The Decaying Monument to Lt.-Generaal Johannes Benedictus van Heutsz (1851-1924)

L. and I found it on one of our nightly walks and were spooked, though we had no idea why. The van Heutsz Monument sits in the Olympiaplein, part of a complex built for the 1928 Olympics. The layout, structure and sculptures conform to the blunt style of the then-current Amsterdamse School style, making the monument already uninviting. When we saw it, the place was positively desolate.

Van Heutsz was appointed civil and military governor of Aceh (Atjeh) in the Dutch East Indies, in 1899. He smashed a 25-year long rebellion by committing more atrocities than the Achinese did. Organized into 20-man hunter-killer squads, the Dutch colonial troops burned villages and butchered civilians. One "long march" resulted in 3500 dead Achenese, including 850 women and children. "Sla ze de kop af!" summed up the Dutch policy. By 1903, the insurgents were wiped out.

Two years after Van Heutsz's death, a grateful nation (except for the Social Democrats) began planning his monument on what later became the Olympiaplein. Queen Wilhelmina unveiled it on 15 June, 1935. The memorial consisted of a tomb with an allegorical female statue atop it, the general's name and a large medallion showing him in profile on the front, and friezes all about. A slim double pillar topped by gilded stylized solar rays stands behind, a reflecting pool is in front, and arched walls spreading out to the side.

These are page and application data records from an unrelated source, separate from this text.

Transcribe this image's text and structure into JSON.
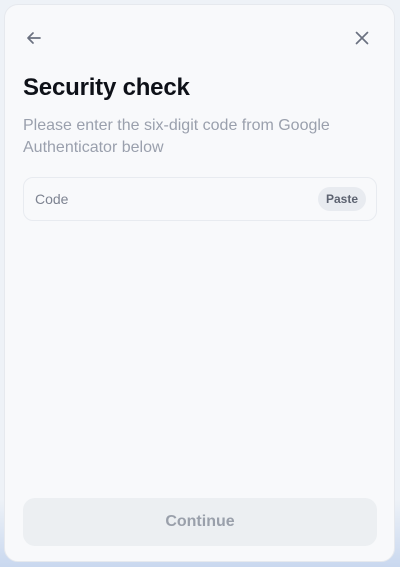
{
  "header": {
    "back_icon": "arrow-left-icon",
    "close_icon": "close-icon"
  },
  "content": {
    "title": "Security check",
    "subtitle": "Please enter the six-digit code from Google Authenticator below"
  },
  "code_field": {
    "value": "",
    "placeholder": "Code",
    "paste_label": "Paste"
  },
  "footer": {
    "continue_label": "Continue"
  },
  "colors": {
    "text_primary": "#0e1118",
    "text_muted": "#9aa0ad",
    "surface": "#f8f9fb",
    "disabled_button": "#eceff2"
  }
}
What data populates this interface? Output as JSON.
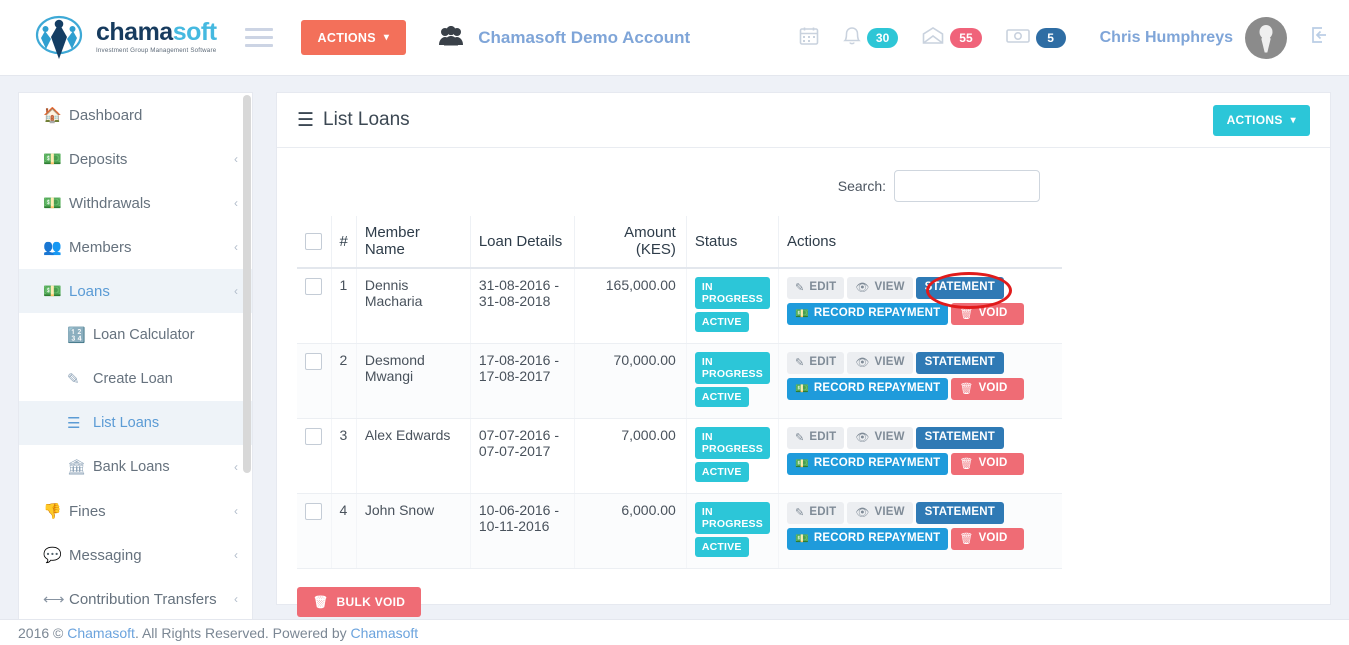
{
  "header": {
    "logo": {
      "word_dark": "chama",
      "word_light": "soft",
      "tagline": "Investment Group Management Software"
    },
    "actions_button": "ACTIONS",
    "account_name": "Chamasoft Demo Account",
    "badges": {
      "bell": "30",
      "mail": "55",
      "money": "5"
    },
    "user_name": "Chris Humphreys"
  },
  "sidebar": {
    "items": [
      {
        "label": "Dashboard",
        "icon": "home-icon",
        "arrow": ""
      },
      {
        "label": "Deposits",
        "icon": "money-icon",
        "arrow": "‹"
      },
      {
        "label": "Withdrawals",
        "icon": "money-icon",
        "arrow": "‹"
      },
      {
        "label": "Members",
        "icon": "users-icon",
        "arrow": "‹"
      },
      {
        "label": "Loans",
        "icon": "money-icon",
        "arrow": "‹"
      },
      {
        "label": "Loan Calculator",
        "icon": "calculator-icon",
        "arrow": ""
      },
      {
        "label": "Create Loan",
        "icon": "pencil-icon",
        "arrow": ""
      },
      {
        "label": "List Loans",
        "icon": "list-icon",
        "arrow": ""
      },
      {
        "label": "Bank Loans",
        "icon": "bank-icon",
        "arrow": "‹"
      },
      {
        "label": "Fines",
        "icon": "thumbs-down-icon",
        "arrow": "‹"
      },
      {
        "label": "Messaging",
        "icon": "chat-icon",
        "arrow": "‹"
      },
      {
        "label": "Contribution Transfers",
        "icon": "arrows-icon",
        "arrow": "‹"
      }
    ]
  },
  "panel": {
    "title": "List Loans",
    "actions_button": "ACTIONS",
    "search_label": "Search:",
    "search_value": "",
    "search_placeholder": "",
    "bulk_void_label": "BULK VOID"
  },
  "table": {
    "headers": [
      "",
      "#",
      "Member Name",
      "Loan Details",
      "Amount (KES)",
      "Status",
      "Actions"
    ],
    "action_labels": {
      "edit": "EDIT",
      "view": "VIEW",
      "statement": "STATEMENT",
      "record": "RECORD REPAYMENT",
      "void": "VOID"
    },
    "rows": [
      {
        "num": "1",
        "name": "Dennis Macharia",
        "details": "31-08-2016 - 31-08-2018",
        "amount": "165,000.00",
        "status_1": "IN PROGRESS",
        "status_2": "ACTIVE"
      },
      {
        "num": "2",
        "name": "Desmond Mwangi",
        "details": "17-08-2016 - 17-08-2017",
        "amount": "70,000.00",
        "status_1": "IN PROGRESS",
        "status_2": "ACTIVE"
      },
      {
        "num": "3",
        "name": "Alex Edwards",
        "details": "07-07-2016 - 07-07-2017",
        "amount": "7,000.00",
        "status_1": "IN PROGRESS",
        "status_2": "ACTIVE"
      },
      {
        "num": "4",
        "name": "John Snow",
        "details": "10-06-2016 - 10-11-2016",
        "amount": "6,000.00",
        "status_1": "IN PROGRESS",
        "status_2": "ACTIVE"
      }
    ]
  },
  "footer": {
    "text_before": "2016 © ",
    "link1": "Chamasoft",
    "text_mid": ". All Rights Reserved. Powered by ",
    "link2": "Chamasoft"
  },
  "colors": {
    "accent_coral": "#f3705a",
    "accent_teal": "#2cc6d8",
    "badge_red": "#f0637a",
    "badge_blue": "#2e6da4",
    "void_red": "#ef6c75",
    "statement_blue": "#2f7ab5",
    "record_blue": "#1f9bdb",
    "annotation_red": "#e01b1b"
  }
}
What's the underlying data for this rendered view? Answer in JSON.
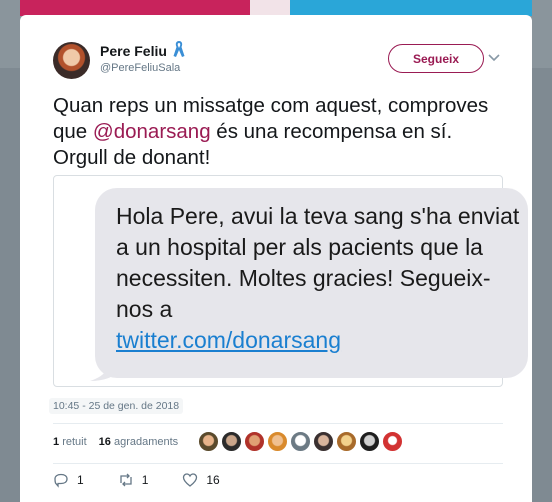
{
  "tweet": {
    "author_name": "Pere Feliu",
    "author_handle": "@PereFeliuSala",
    "follow_label": "Segueix",
    "text_before": "Quan reps un missatge com aquest, comproves que ",
    "mention": "@donarsang",
    "text_after": " és una recompensa en sí. Orgull de donant!",
    "sms_text": "Hola Pere, avui la teva sang s'ha enviat a un hospital per als pacients que la necessiten. Moltes gracies! Segueix-nos a",
    "sms_link": "twitter.com/donarsang",
    "timestamp": "10:45 - 25 de gen. de 2018",
    "retweets_count": "1",
    "retweets_label": "retuit",
    "likes_count": "16",
    "likes_label": "agradaments",
    "reply_count": "1",
    "retweet_action_count": "1",
    "like_action_count": "16"
  },
  "colors": {
    "brand": "#9a1b53",
    "link": "#1a7fd0",
    "bubble": "#e6e6eb"
  },
  "icons": {
    "ribbon": "blue-ribbon-icon",
    "caret": "chevron-down-icon",
    "reply": "reply-icon",
    "retweet": "retweet-icon",
    "like": "heart-icon"
  }
}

The city archive contains photos of the monument, from the design phase (1926) to its decline in the 1970s and 1980s. Generations of children played on the monument lawn and sailed boats in the pool, since a middle school sits at the northern edge of the square. During the wartime ooccupation, the Nazis gathered Jews here before sending them to concentration camps in the east. A photo from 1950 shows a wreath hung on the wall as a tribute from the "van Heutsz" regiment of the Royal Dutch Indies Army (KNIL). In the 1960s, the Dutch began to re-examine their history and van Heutsz's star dimmed. In a photo dated 11 September 1984, two policemen are climbing the tomb to investigate a report of a bomb planted on the top of the tomb. This was one of two bomb threats at the monument. One policeman stands in the pool while another climbs a ladder on the side of the tomb. The name VAN HEUTSZ is visible, but the medallion is gone. Someone had illegally removed it. The climbing policeman's pants are dry, suggesting the pool has been drained. When we happened by in the spring of 1999, the name was gone. Last December there was a discussion over what to do about the place but as of April 2001, the monument remains semi-abandoned.